As Saudi Prince Visits D.C., Senate to Vote on Ending Trump's Military Support for Yemen Bombings

The U.S. Senate is set to vote Tuesday on a resolution directing the U.S. military to stop cooperating with Saudi-led air raids in Yemen

U.S. Senator Bernie Sanders (I-VT) greets students gathering outside the U.S. Capitol as part of a nationwide walk-out of classes to demand stricter gun laws in Washington, U.S.,  March 14, 2018
REUTERS/Jim Bourg

The U.S. Senate is set to vote Tuesday on a resolution directing the U.S. military to stop cooperating with Saudi-led air raids in Yemen, a move the Trump administration fiercely opposes. The vote comes the same day U.S. President Donald Trump is Saudi Crown Prince Mohammed bin Salman.

Supporters of the bipartisan Senate resolution, which has the backing of conservative Sen. Mike Lee (R-Utah), Sen. Chris Murphy (D-Conn.) and liberal Sen. Bernie Sanders (I-Vt.), are pressing hard for a debate.   

“The Constitution is pretty clear on this point. It says that Congress shall have the power to declare war. Congress, not the president, not the Pentagon, but Congress,” Lee said on the floor last week.

Defense Secretary Jim Mattis defended U.S. military support to Saudi Arabian-led coalition forces in Yemen on Thursday as he explained a personal appeal to lawmakers who are considering whether to end Washington's involvement in the devastating conflict.

The Trump administration has been warning Saudi Arabia since last year that concern in Congress over the humanitarian situation in Yemen, including civil casualties in the war, could constrain U.S. assistance.

Since it began in 2015, the conflict has killed more than 10,000 people, displaced more than 2 million and driven Yemen – already the poorest country on the Arabian Peninsula – to the verge of widespread famine.

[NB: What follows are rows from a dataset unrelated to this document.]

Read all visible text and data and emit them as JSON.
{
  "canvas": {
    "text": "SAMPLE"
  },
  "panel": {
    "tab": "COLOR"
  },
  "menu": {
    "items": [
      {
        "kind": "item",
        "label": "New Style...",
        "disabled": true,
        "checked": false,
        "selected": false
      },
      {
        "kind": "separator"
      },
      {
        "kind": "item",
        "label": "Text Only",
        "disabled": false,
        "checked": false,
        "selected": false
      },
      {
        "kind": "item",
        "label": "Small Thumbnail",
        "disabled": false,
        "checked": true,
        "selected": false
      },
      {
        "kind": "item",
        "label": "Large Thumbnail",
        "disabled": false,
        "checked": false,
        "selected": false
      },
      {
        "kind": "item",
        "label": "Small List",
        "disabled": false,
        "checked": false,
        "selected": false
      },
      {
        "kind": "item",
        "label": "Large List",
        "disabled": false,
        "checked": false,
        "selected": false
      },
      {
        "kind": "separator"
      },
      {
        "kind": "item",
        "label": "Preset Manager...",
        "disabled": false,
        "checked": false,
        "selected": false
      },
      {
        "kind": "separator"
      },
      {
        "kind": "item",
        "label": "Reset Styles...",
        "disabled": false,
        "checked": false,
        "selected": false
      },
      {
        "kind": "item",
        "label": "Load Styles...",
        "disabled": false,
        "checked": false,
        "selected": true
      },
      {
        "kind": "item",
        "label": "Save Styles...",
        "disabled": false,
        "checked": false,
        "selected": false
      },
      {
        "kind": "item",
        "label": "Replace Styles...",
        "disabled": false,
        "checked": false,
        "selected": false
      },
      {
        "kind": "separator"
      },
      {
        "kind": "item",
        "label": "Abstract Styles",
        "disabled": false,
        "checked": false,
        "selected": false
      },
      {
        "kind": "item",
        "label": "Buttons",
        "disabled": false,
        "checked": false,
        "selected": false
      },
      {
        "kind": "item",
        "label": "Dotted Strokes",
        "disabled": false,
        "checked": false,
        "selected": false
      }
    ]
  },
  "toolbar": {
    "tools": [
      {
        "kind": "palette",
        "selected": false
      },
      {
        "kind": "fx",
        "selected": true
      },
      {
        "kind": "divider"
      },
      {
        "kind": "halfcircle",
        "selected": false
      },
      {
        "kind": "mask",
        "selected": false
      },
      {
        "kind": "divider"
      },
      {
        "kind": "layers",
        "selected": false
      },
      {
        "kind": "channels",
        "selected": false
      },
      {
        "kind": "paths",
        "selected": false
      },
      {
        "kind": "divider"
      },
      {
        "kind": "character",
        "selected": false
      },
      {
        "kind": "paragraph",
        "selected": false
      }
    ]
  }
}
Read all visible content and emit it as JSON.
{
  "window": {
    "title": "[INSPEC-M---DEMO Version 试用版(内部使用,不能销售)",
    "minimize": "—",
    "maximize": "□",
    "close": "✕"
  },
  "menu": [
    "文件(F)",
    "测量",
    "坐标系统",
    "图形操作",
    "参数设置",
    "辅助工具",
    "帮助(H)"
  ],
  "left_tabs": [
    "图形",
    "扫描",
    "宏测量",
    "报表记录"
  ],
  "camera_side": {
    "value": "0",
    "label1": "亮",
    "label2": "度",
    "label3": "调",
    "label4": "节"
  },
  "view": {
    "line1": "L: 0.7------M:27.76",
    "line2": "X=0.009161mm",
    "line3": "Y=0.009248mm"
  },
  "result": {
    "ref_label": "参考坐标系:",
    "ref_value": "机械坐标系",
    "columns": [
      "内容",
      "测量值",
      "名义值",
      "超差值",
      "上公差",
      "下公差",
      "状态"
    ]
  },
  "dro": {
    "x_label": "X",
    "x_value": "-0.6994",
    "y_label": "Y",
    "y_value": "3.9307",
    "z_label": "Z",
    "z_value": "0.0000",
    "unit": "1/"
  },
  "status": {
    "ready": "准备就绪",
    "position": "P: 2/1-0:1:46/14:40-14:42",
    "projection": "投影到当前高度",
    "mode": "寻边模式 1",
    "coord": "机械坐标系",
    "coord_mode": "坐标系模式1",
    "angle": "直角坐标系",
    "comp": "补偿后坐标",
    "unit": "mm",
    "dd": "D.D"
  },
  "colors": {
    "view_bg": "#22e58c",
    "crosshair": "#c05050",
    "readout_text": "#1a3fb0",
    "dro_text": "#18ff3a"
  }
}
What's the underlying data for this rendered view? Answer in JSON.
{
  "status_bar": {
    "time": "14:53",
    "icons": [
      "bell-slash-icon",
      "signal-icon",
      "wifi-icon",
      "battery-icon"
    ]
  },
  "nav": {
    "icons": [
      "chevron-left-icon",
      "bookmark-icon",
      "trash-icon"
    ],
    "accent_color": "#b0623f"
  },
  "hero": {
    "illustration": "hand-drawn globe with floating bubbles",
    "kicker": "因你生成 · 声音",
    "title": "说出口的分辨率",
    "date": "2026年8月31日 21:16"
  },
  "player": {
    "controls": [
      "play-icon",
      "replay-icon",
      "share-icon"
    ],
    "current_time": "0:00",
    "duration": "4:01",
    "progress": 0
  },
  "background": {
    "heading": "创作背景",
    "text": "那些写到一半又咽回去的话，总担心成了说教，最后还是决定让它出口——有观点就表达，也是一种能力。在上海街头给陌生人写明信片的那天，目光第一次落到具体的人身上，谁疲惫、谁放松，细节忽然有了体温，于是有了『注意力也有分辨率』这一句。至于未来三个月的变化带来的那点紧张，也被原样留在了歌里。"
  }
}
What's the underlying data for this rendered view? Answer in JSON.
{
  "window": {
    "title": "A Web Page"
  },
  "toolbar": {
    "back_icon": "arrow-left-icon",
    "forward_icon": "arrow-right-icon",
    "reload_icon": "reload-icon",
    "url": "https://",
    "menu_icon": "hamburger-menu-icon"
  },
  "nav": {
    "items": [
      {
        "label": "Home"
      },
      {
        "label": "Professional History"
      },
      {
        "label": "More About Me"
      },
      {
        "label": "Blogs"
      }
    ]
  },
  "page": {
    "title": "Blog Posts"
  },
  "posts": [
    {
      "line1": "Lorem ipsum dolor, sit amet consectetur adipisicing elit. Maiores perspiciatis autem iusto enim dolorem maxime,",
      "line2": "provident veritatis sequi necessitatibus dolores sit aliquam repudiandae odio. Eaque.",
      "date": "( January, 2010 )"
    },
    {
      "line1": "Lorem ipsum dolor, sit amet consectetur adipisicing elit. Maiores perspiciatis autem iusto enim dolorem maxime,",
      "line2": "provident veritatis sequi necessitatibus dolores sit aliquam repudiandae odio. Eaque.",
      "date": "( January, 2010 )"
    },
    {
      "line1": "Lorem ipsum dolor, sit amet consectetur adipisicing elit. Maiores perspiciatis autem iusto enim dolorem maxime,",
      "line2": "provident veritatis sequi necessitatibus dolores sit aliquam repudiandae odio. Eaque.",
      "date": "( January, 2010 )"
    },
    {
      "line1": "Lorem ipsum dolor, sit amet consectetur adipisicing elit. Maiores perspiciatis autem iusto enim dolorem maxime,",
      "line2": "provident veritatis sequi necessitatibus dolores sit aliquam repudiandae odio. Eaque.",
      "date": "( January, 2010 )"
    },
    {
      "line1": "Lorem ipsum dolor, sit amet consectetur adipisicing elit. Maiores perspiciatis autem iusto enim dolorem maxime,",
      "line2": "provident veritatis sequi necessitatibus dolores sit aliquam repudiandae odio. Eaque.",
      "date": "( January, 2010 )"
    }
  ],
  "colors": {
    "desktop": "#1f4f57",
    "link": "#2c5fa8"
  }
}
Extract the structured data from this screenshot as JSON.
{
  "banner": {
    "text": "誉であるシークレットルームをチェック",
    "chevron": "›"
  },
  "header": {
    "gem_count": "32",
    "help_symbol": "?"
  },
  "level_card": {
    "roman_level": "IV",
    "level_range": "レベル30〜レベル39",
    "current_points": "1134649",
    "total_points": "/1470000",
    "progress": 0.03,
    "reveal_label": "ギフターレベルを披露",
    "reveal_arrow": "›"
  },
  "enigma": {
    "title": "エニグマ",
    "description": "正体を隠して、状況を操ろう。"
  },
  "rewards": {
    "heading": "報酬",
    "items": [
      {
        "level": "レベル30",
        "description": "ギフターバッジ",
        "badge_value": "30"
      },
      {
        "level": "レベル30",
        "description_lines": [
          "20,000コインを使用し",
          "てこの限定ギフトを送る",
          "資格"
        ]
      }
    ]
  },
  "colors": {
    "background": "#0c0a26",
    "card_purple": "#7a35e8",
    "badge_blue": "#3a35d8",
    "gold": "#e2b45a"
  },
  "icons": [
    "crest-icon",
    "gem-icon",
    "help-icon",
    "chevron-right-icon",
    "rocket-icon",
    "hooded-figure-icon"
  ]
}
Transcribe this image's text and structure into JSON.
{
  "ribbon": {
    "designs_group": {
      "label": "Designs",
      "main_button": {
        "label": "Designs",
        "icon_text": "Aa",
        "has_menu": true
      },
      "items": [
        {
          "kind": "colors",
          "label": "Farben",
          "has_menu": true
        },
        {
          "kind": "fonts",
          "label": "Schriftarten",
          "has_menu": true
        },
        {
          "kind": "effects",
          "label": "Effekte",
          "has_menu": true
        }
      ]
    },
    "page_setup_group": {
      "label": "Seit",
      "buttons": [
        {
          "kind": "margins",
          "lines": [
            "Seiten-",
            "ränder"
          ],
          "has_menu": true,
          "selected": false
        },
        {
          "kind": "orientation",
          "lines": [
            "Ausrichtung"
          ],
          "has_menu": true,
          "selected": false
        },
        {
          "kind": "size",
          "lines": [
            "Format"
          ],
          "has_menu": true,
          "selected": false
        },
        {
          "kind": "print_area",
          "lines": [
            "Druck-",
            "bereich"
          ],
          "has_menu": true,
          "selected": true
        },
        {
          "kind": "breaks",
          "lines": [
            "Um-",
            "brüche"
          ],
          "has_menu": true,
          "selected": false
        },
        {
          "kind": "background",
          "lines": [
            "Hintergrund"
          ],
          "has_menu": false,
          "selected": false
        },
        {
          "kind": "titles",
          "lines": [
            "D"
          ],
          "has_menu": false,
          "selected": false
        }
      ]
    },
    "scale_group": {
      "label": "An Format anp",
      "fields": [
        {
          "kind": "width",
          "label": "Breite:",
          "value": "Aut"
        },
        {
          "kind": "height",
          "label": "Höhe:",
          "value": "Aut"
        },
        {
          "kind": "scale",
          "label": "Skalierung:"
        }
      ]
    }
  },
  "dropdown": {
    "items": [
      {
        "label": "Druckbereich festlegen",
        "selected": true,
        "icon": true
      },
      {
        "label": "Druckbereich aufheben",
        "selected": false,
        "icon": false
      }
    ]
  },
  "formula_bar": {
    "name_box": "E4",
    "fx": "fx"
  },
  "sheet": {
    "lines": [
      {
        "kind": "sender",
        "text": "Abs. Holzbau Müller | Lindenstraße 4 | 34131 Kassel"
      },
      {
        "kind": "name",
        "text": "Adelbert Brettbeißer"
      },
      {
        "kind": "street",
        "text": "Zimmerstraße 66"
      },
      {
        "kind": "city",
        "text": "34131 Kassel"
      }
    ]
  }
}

In June 2017, the Senate narrowly rejected a move to block part of President Trump’s $110 billion arms sale to Saudi Arabia. 

Defense contractor Raytheon is moving to finish the sale of 60,000 smart bombs to Saudi Arabia and the United Arab Emirates.

Senators voted 47-53 on advancing the resolution, falling short of the simple majority needed to move forward. GOP Sens. Mike Lee (Utah), Rand Paul (Ky.) Todd Young (Ind.) and Dean Heller (Nev.) voted with most Democrats to advance it.

U.S. President Donald Trump’s first overseas visit was to Saudi Arabia. Trump’s son-in-law and policy adviser Jared Kushner was reportedly the key factor that persuaded Trump to make Saudi Arabia his first destination for a foreign state trip as president. Trump made the decision despite both then-Secretary of State Rex Tillerson and Defense Secretary Jim Mattis opposing the move, according to multiple officials.

Mattis too urged delaying the trip a year, saying a Riyadh visit would send the wrong signal to America's more democratic allies around the world. Kushner’s close relationship with MBS has grown to become a personal one which was reportedly key in Trump tweeting support for the Saudi anti-corruption crackdown.

Legal questions in France

France and its arms suppliers face heightened legal risks for supplying weapons to Saudi Arabia and the UAE despite warnings such arms could be used in the war in Yemen, a law firm's report commissioned by human rights groups said on Monday.

The two Gulf Arab states are leading a coalition fighting the Iran-aligned Houthi group that controls most of northern Yemen and the capital Sanaa. The conflict has killed more than 10,000 people and displaced more than three million.

The report follows criticism of President Emmanuel Macron by rights groups and French lawmakers over his support for the coalition, opaquearms sales and inadequate safeguards to prevent its weapons being used in Yemen operations.

"This study shows a legally high risk that France's arms transfers are contrary to its international commitments," concluded Joseph Breham et Laurence Greig, authors of Ancile Avocats' 92-page report commissioned by Amnesty International and the French human rights group ACAT.

"The French government has authorised exports of military equipment to Saudi Arabia and the UAE in circumstances where these weapons can be used in the conflict in Yemen and could be used to carry out war crimes."

Asked about the export licensing system, France's foreign ministry said government processes are "robust and transparent".